(Data for processing Opens)

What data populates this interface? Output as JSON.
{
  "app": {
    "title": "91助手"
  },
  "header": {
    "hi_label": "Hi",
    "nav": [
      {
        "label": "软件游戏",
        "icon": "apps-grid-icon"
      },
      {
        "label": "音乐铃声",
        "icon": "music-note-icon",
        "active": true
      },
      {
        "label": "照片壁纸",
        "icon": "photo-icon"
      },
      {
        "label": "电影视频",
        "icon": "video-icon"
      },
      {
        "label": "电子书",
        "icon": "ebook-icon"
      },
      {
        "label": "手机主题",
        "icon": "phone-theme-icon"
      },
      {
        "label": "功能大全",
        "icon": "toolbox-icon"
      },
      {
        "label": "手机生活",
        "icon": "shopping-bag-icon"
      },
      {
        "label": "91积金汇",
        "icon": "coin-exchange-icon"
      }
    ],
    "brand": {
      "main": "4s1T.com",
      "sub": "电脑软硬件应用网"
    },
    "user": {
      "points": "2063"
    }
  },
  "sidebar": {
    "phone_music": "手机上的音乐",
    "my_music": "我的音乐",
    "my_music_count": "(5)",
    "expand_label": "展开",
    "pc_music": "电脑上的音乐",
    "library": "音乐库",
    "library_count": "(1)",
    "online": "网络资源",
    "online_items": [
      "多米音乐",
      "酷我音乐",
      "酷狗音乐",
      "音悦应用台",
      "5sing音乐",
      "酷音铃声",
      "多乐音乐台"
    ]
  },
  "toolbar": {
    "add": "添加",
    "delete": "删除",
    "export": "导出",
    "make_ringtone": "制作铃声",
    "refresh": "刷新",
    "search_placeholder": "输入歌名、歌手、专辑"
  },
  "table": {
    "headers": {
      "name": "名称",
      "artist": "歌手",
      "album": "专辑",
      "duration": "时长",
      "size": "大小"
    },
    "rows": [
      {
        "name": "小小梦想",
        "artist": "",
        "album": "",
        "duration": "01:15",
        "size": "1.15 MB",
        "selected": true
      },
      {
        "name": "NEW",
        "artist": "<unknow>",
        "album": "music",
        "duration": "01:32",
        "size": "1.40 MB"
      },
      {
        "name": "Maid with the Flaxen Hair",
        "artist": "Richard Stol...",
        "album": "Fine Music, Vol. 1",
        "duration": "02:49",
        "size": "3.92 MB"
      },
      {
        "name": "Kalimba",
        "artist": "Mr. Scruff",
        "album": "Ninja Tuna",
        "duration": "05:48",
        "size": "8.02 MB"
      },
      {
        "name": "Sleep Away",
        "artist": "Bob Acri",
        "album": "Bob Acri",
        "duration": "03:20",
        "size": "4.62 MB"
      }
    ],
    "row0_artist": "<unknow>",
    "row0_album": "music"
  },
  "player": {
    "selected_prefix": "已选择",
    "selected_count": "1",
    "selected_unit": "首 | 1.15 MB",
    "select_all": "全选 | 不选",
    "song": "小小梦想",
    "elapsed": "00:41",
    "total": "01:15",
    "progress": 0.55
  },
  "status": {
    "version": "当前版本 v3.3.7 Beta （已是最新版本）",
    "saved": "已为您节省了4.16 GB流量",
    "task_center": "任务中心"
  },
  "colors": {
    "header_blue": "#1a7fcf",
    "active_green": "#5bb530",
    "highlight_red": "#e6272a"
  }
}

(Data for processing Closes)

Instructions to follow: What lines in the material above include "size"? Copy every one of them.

The completed task:
      "size": "大小"
        "size": "1.15 MB",
        "size": "1.40 MB"
        "size": "3.92 MB"
        "size": "8.02 MB"
        "size": "4.62 MB"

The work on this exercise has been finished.